Simply more of what we’ve come to expect from Obama and his predecessors.
March 13, 2009
Plenty of folks are quite concerned about the Anti-Counterfeiting Trade Agreement (ACTA) negotiations are being negotiated in secret. This is a treaty that (from the documents that have leaked so far) is quite troubling. It likely will effectively require various countries, including the US, to update copyright laws in a draconian manner. Furthermore, the negotiators have met with entertainment industry representatives multiple times, and there are indications that those representatives have contributed language and ideas to the treaty. But, the public? The folks actually impacted by all of this? We’ve been kept in the dark, despite repeated requests for more information.
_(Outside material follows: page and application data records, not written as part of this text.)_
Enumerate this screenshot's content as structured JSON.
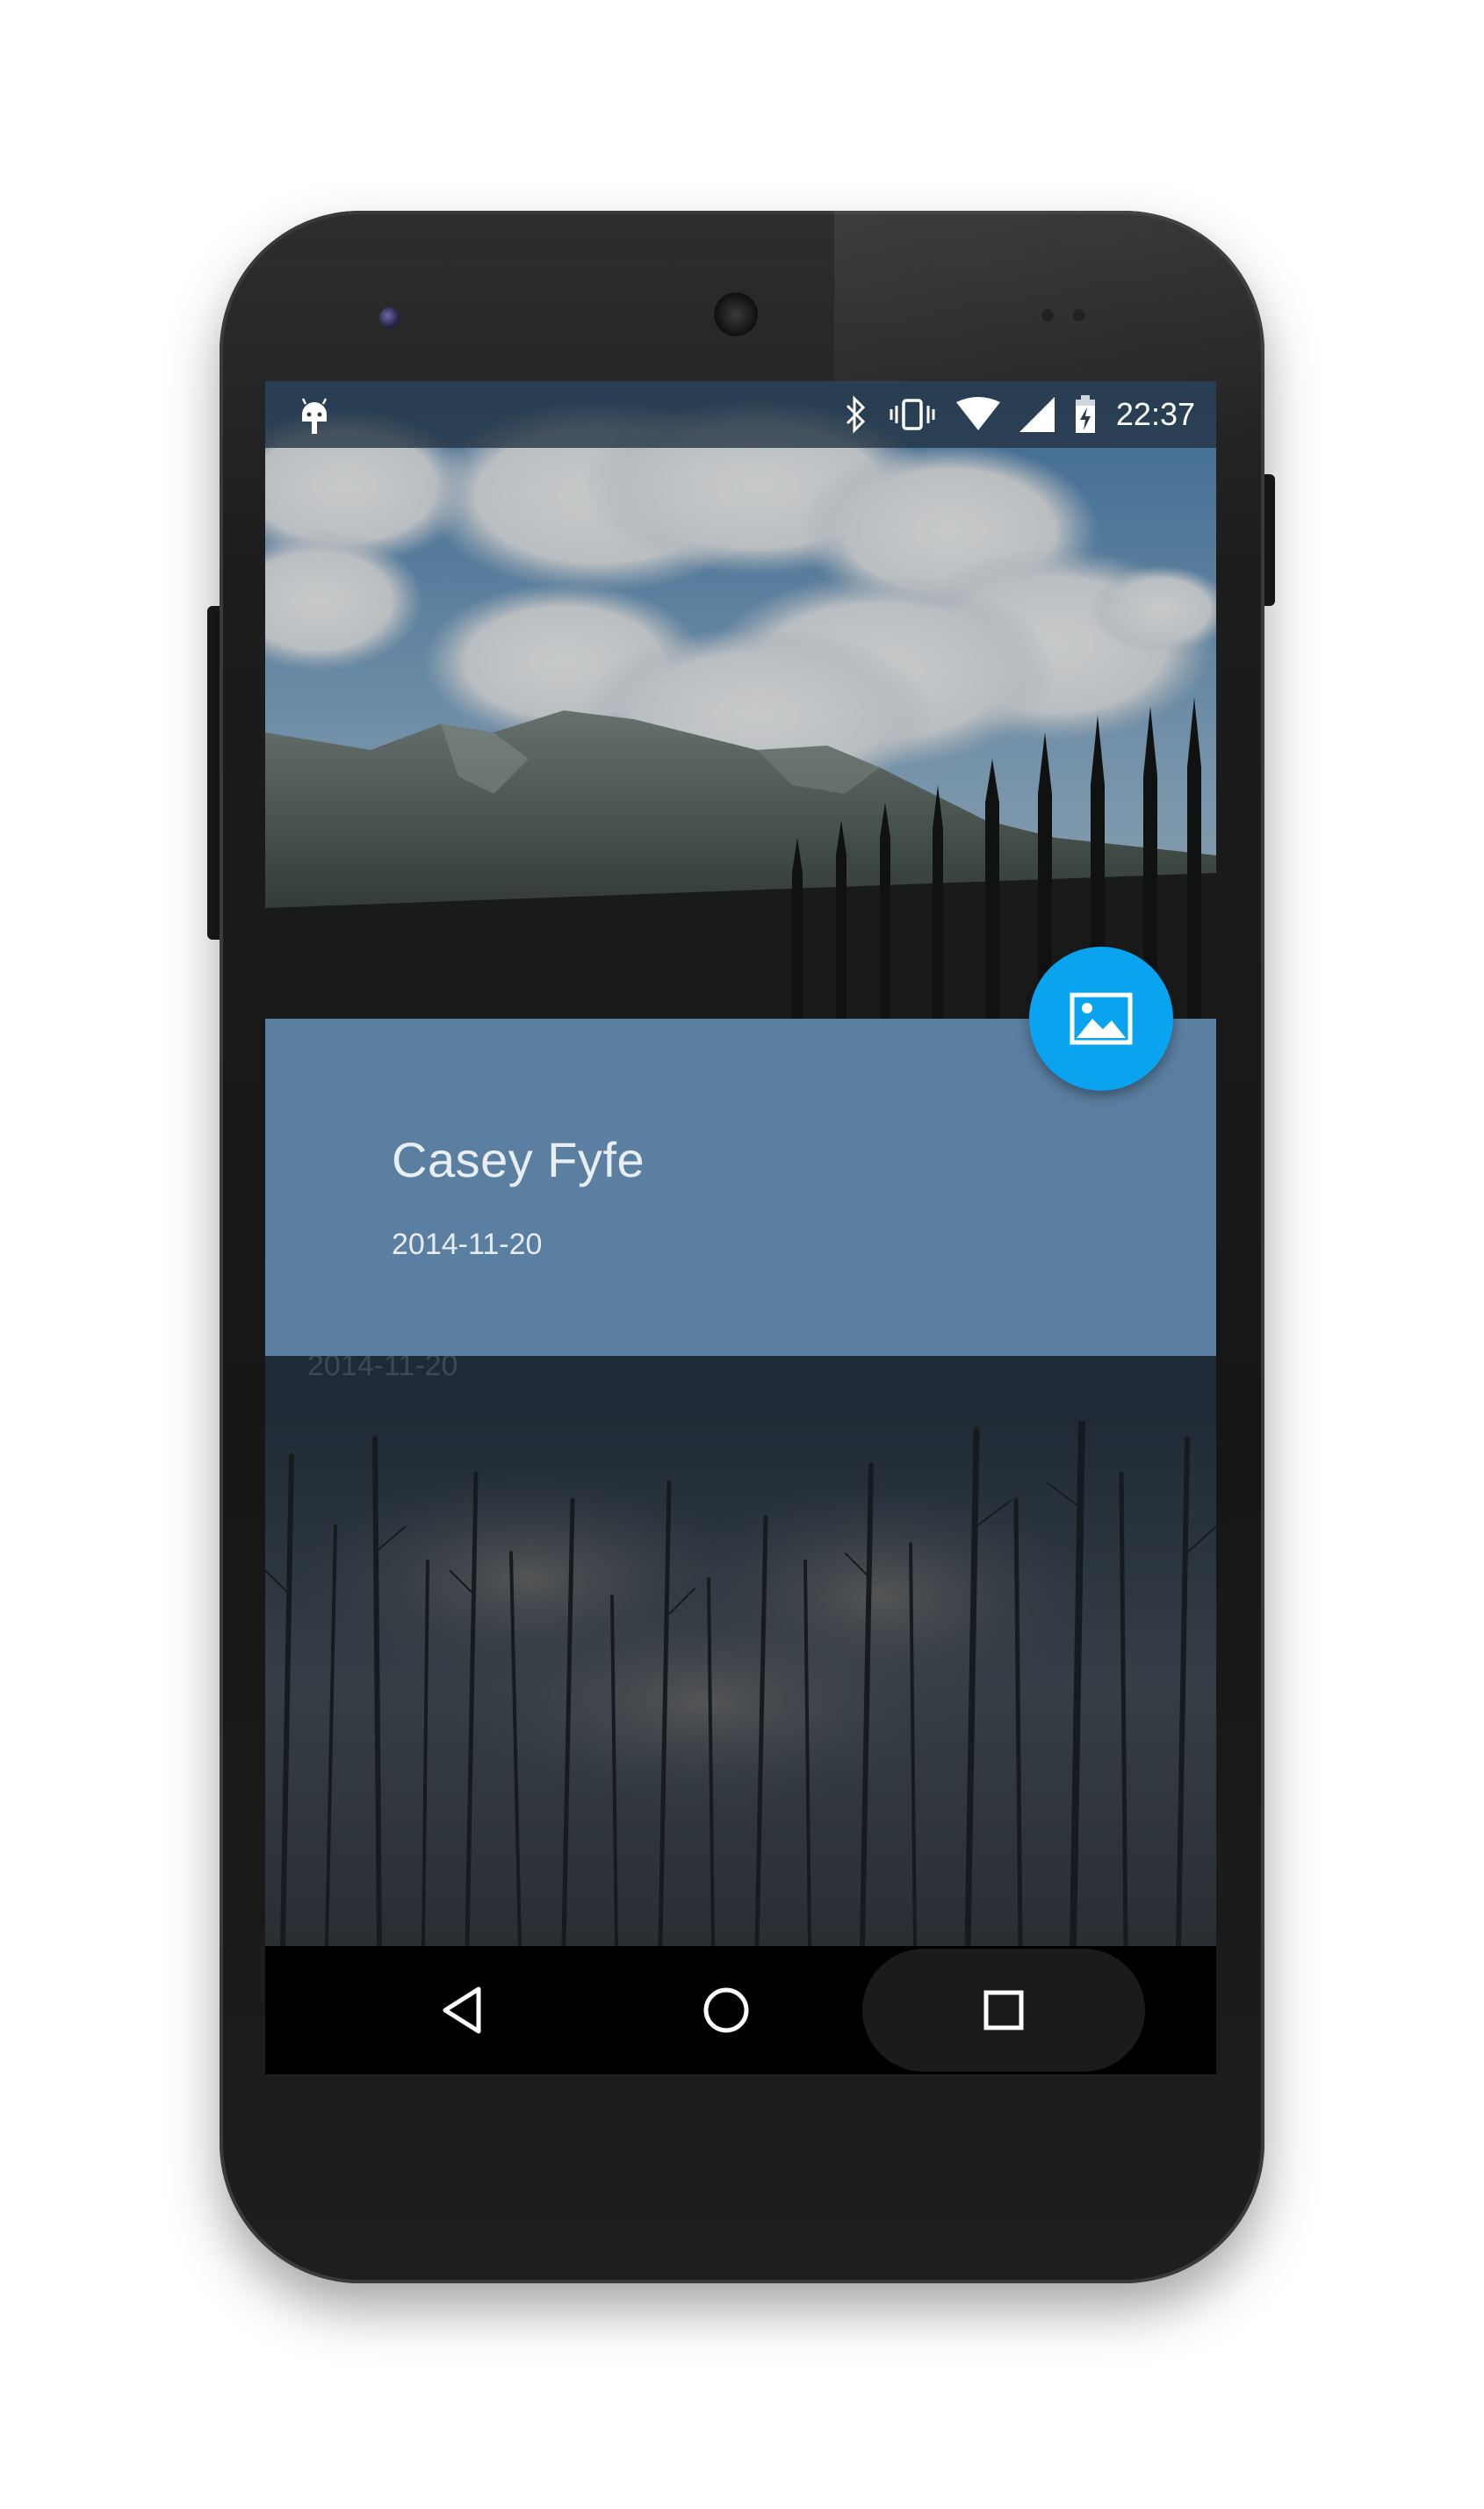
{
  "status_bar": {
    "time": "22:37",
    "icons": [
      "android-debug-icon",
      "bluetooth-icon",
      "vibrate-icon",
      "wifi-icon",
      "cell-signal-icon",
      "battery-charging-icon"
    ]
  },
  "card": {
    "title": "Casey Fyfe",
    "date": "2014-11-20"
  },
  "background_item": {
    "date": "2014-11-20"
  },
  "fab": {
    "icon": "image-icon",
    "color": "#0aa3ef"
  },
  "nav_bar": {
    "buttons": [
      "back-icon",
      "home-icon",
      "recents-icon"
    ]
  },
  "colors": {
    "card": "#5a7fa1",
    "fab": "#0aa3ef",
    "status_bar": "#233241"
  }
}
So far, the response from the government had been “sorry, we always negotiate these things in secret, so we’ll keep doing so.” At one point, even the ACTA negotiators held a closed-door meeting and then released a press release saying they discussed being more transparent, but haven’t actually followed through.
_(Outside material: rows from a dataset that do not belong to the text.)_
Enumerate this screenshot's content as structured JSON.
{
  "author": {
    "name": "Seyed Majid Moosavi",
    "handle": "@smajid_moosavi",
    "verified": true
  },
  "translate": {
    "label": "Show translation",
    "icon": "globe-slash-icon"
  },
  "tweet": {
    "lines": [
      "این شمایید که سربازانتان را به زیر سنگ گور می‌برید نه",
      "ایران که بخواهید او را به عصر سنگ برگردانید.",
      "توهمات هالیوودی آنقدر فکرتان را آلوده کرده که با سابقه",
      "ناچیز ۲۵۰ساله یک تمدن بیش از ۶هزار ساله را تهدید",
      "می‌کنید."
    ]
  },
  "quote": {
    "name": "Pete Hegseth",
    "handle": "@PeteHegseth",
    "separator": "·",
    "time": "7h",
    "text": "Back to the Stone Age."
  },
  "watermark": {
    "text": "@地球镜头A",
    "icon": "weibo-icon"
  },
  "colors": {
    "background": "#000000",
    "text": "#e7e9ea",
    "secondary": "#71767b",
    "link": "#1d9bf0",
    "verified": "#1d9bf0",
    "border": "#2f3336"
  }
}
When the Obama administration took over, there was a public stance that this administration was going to be more transparent — especially with regards to things like Freedom of Information Act requests. The nonprofit group Knowledge Ecology International took that to heart and filed an FOIA request to get more info on ACTA. The US Trade Representative’s Office responded denying the request, saying that the information was “classified in the interest of national security pursuant to Executive Order 12958.” This is a treaty about changing copyright law, not sending missiles somewhere. To claim that it’s a national security matter is just downright scary. As KEI points out, the text of the documents requested have been available to tons of people, including more than 30 governments around the world and lobbyists from the entertainment industry, pharma industry and publishing industry.
But when the public asks for them, we’re told they’re state secrets? This is transparency? This is openness?
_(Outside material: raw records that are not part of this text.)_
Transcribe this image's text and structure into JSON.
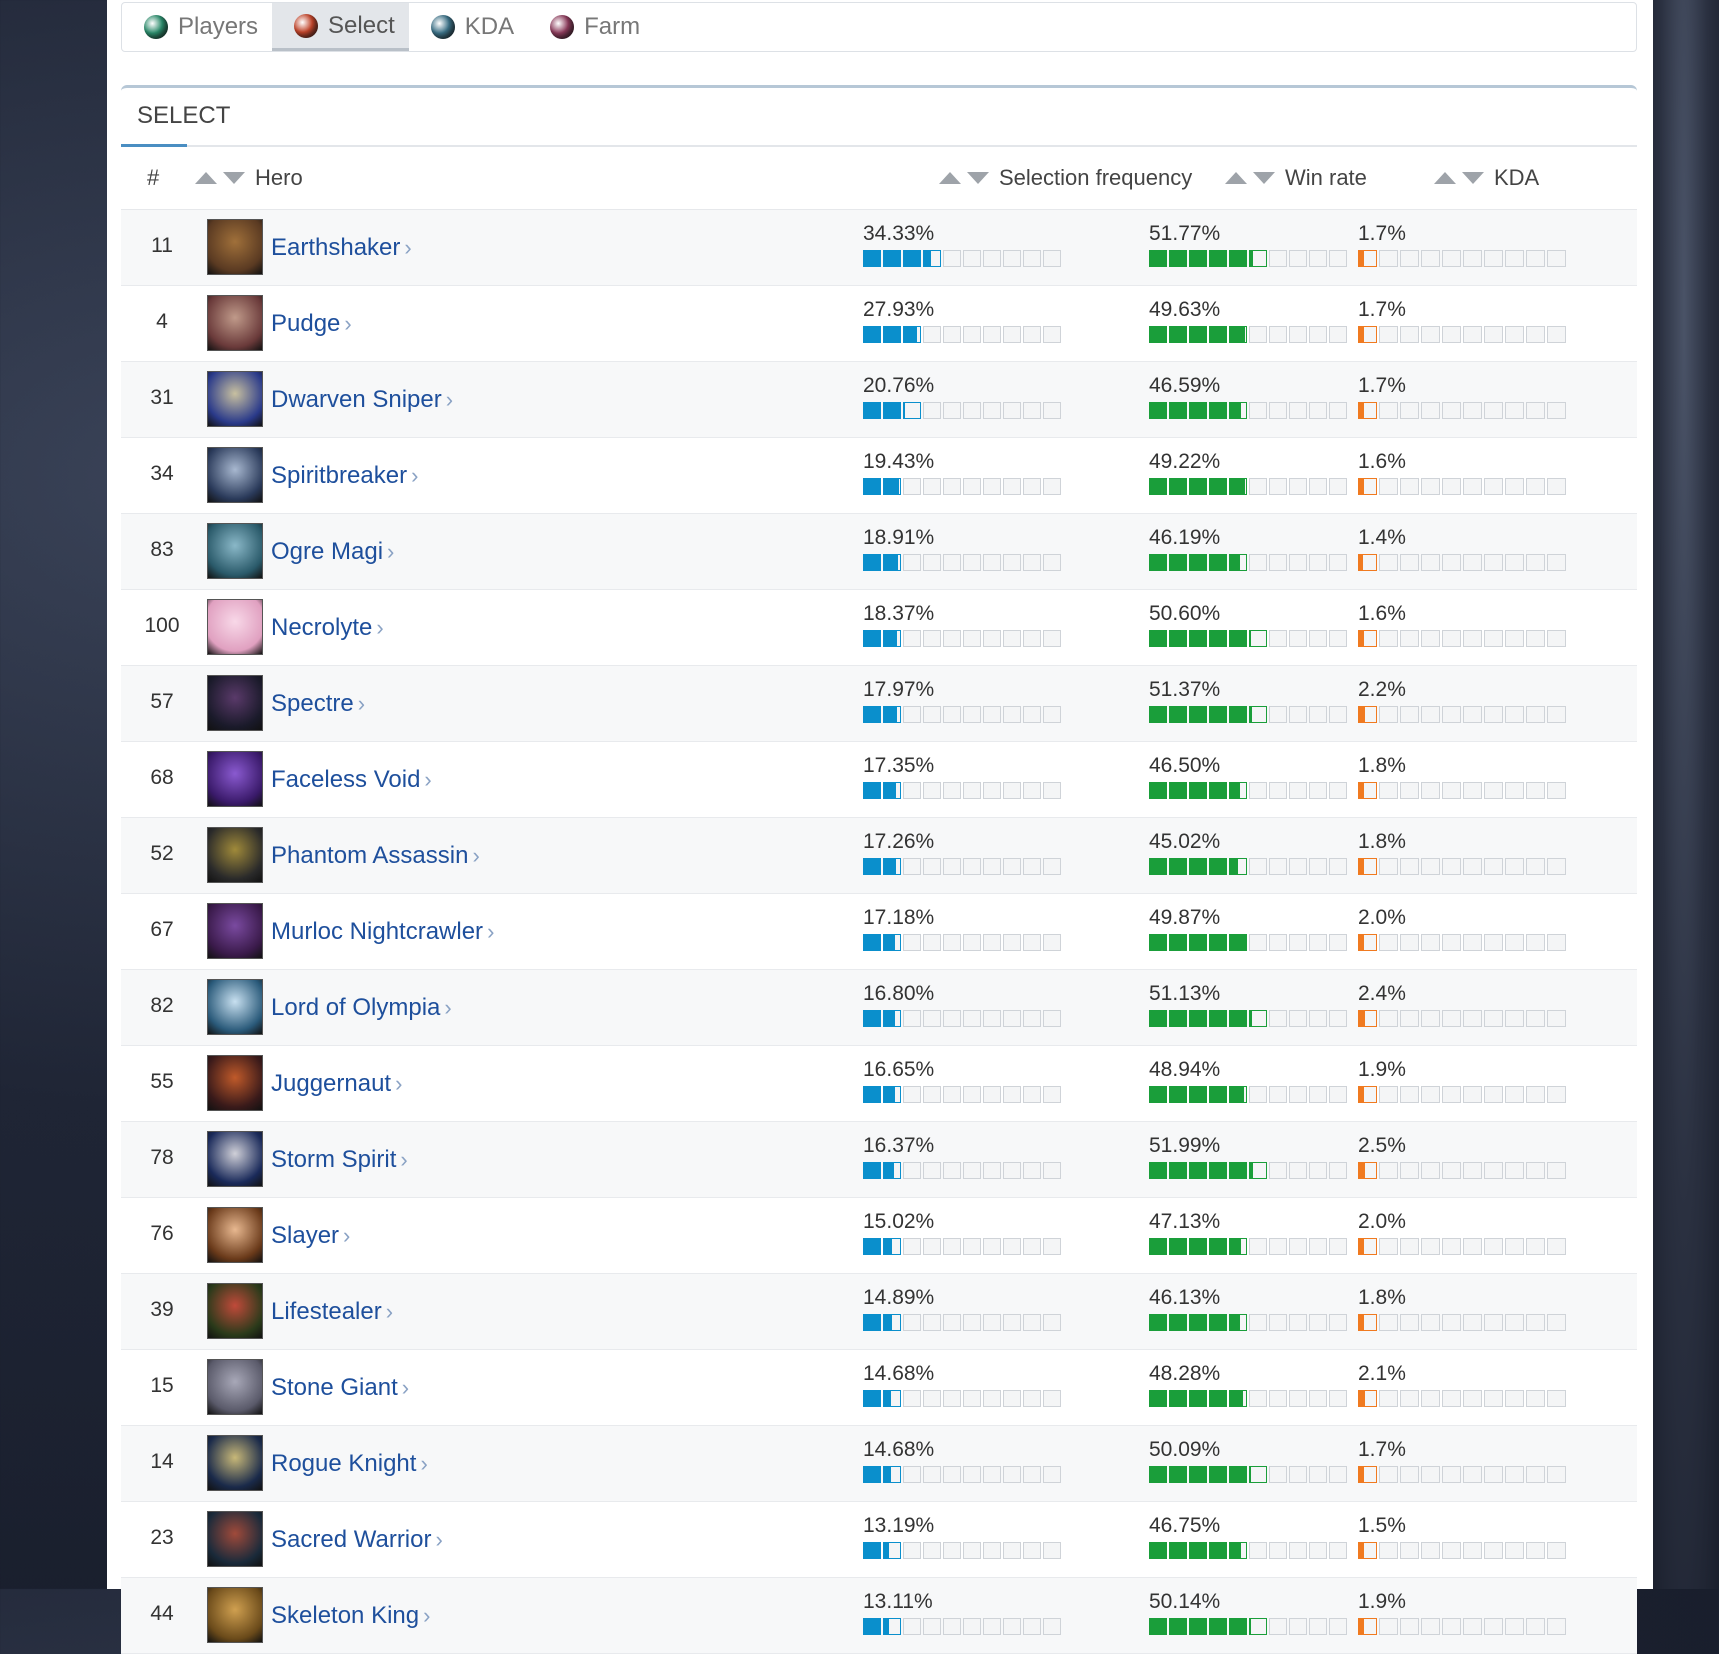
{
  "tabs": [
    {
      "label": "Players",
      "icon": "players-orb-icon",
      "color": "#2a8a6a",
      "active": false
    },
    {
      "label": "Select",
      "icon": "select-orb-icon",
      "color": "#c0442a",
      "active": true
    },
    {
      "label": "KDA",
      "icon": "kda-orb-icon",
      "color": "#3a6f85",
      "active": false
    },
    {
      "label": "Farm",
      "icon": "farm-orb-icon",
      "color": "#8a3a5a",
      "active": false
    }
  ],
  "section": {
    "title": "SELECT"
  },
  "columns": {
    "rank": "#",
    "hero": "Hero",
    "selection": "Selection frequency",
    "winrate": "Win rate",
    "kda": "KDA"
  },
  "colors": {
    "selection": "#0a8fcc",
    "winrate": "#1a9e3a",
    "kda": "#f07a20",
    "link": "#1e4f9c"
  },
  "rows": [
    {
      "rank": "11",
      "hero": "Earthshaker",
      "sel": "34.33%",
      "sel_v": 34.33,
      "win": "51.77%",
      "win_v": 51.77,
      "kda": "1.7%",
      "kda_v": 1.7,
      "img": [
        "#5a3a22",
        "#a0703a"
      ]
    },
    {
      "rank": "4",
      "hero": "Pudge",
      "sel": "27.93%",
      "sel_v": 27.93,
      "win": "49.63%",
      "win_v": 49.63,
      "kda": "1.7%",
      "kda_v": 1.7,
      "img": [
        "#6a3a3a",
        "#c09a8a"
      ]
    },
    {
      "rank": "31",
      "hero": "Dwarven Sniper",
      "sel": "20.76%",
      "sel_v": 20.76,
      "win": "46.59%",
      "win_v": 46.59,
      "kda": "1.7%",
      "kda_v": 1.7,
      "img": [
        "#2a3a8a",
        "#c8c0a0"
      ]
    },
    {
      "rank": "34",
      "hero": "Spiritbreaker",
      "sel": "19.43%",
      "sel_v": 19.43,
      "win": "49.22%",
      "win_v": 49.22,
      "kda": "1.6%",
      "kda_v": 1.6,
      "img": [
        "#2a3a5a",
        "#a8b8d0"
      ]
    },
    {
      "rank": "83",
      "hero": "Ogre Magi",
      "sel": "18.91%",
      "sel_v": 18.91,
      "win": "46.19%",
      "win_v": 46.19,
      "kda": "1.4%",
      "kda_v": 1.4,
      "img": [
        "#2a5a6a",
        "#8ab8c8"
      ]
    },
    {
      "rank": "100",
      "hero": "Necrolyte",
      "sel": "18.37%",
      "sel_v": 18.37,
      "win": "50.60%",
      "win_v": 50.6,
      "kda": "1.6%",
      "kda_v": 1.6,
      "img": [
        "#e0a0c0",
        "#f8d8e8"
      ]
    },
    {
      "rank": "57",
      "hero": "Spectre",
      "sel": "17.97%",
      "sel_v": 17.97,
      "win": "51.37%",
      "win_v": 51.37,
      "kda": "2.2%",
      "kda_v": 2.2,
      "img": [
        "#1a1a2a",
        "#5a3a6a"
      ]
    },
    {
      "rank": "68",
      "hero": "Faceless Void",
      "sel": "17.35%",
      "sel_v": 17.35,
      "win": "46.50%",
      "win_v": 46.5,
      "kda": "1.8%",
      "kda_v": 1.8,
      "img": [
        "#3a1a6a",
        "#8a5ad0"
      ]
    },
    {
      "rank": "52",
      "hero": "Phantom Assassin",
      "sel": "17.26%",
      "sel_v": 17.26,
      "win": "45.02%",
      "win_v": 45.02,
      "kda": "1.8%",
      "kda_v": 1.8,
      "img": [
        "#2a2a2a",
        "#a08a3a"
      ]
    },
    {
      "rank": "67",
      "hero": "Murloc Nightcrawler",
      "sel": "17.18%",
      "sel_v": 17.18,
      "win": "49.87%",
      "win_v": 49.87,
      "kda": "2.0%",
      "kda_v": 2.0,
      "img": [
        "#3a1a4a",
        "#7a4aa0"
      ]
    },
    {
      "rank": "82",
      "hero": "Lord of Olympia",
      "sel": "16.80%",
      "sel_v": 16.8,
      "win": "51.13%",
      "win_v": 51.13,
      "kda": "2.4%",
      "kda_v": 2.4,
      "img": [
        "#2a5a7a",
        "#c8e0f0"
      ]
    },
    {
      "rank": "55",
      "hero": "Juggernaut",
      "sel": "16.65%",
      "sel_v": 16.65,
      "win": "48.94%",
      "win_v": 48.94,
      "kda": "1.9%",
      "kda_v": 1.9,
      "img": [
        "#3a1a1a",
        "#c05a2a"
      ]
    },
    {
      "rank": "78",
      "hero": "Storm Spirit",
      "sel": "16.37%",
      "sel_v": 16.37,
      "win": "51.99%",
      "win_v": 51.99,
      "kda": "2.5%",
      "kda_v": 2.5,
      "img": [
        "#1a2a5a",
        "#d0d0d8"
      ]
    },
    {
      "rank": "76",
      "hero": "Slayer",
      "sel": "15.02%",
      "sel_v": 15.02,
      "win": "47.13%",
      "win_v": 47.13,
      "kda": "2.0%",
      "kda_v": 2.0,
      "img": [
        "#6a3a1a",
        "#e8b890"
      ]
    },
    {
      "rank": "39",
      "hero": "Lifestealer",
      "sel": "14.89%",
      "sel_v": 14.89,
      "win": "46.13%",
      "win_v": 46.13,
      "kda": "1.8%",
      "kda_v": 1.8,
      "img": [
        "#2a3a1a",
        "#c04a3a"
      ]
    },
    {
      "rank": "15",
      "hero": "Stone Giant",
      "sel": "14.68%",
      "sel_v": 14.68,
      "win": "48.28%",
      "win_v": 48.28,
      "kda": "2.1%",
      "kda_v": 2.1,
      "img": [
        "#5a5a6a",
        "#a8a8b8"
      ]
    },
    {
      "rank": "14",
      "hero": "Rogue Knight",
      "sel": "14.68%",
      "sel_v": 14.68,
      "win": "50.09%",
      "win_v": 50.09,
      "kda": "1.7%",
      "kda_v": 1.7,
      "img": [
        "#1a2a4a",
        "#c8b878"
      ]
    },
    {
      "rank": "23",
      "hero": "Sacred Warrior",
      "sel": "13.19%",
      "sel_v": 13.19,
      "win": "46.75%",
      "win_v": 46.75,
      "kda": "1.5%",
      "kda_v": 1.5,
      "img": [
        "#1a2a3a",
        "#a04a3a"
      ]
    },
    {
      "rank": "44",
      "hero": "Skeleton King",
      "sel": "13.11%",
      "sel_v": 13.11,
      "win": "50.14%",
      "win_v": 50.14,
      "kda": "1.9%",
      "kda_v": 1.9,
      "img": [
        "#6a4a1a",
        "#d0a050"
      ]
    }
  ]
}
As Declan McCullagh points out at News.com, Executive Order 12958 only allows material to be classified if revealing it would do “damage to the national security and the original classification authority is able to identify or describe the damage.” Can the US Trade Representative please describe the damage to national security if the public gets to see what’s being proposed that would require governments around the country to enact significantly more draconian intellectual property laws?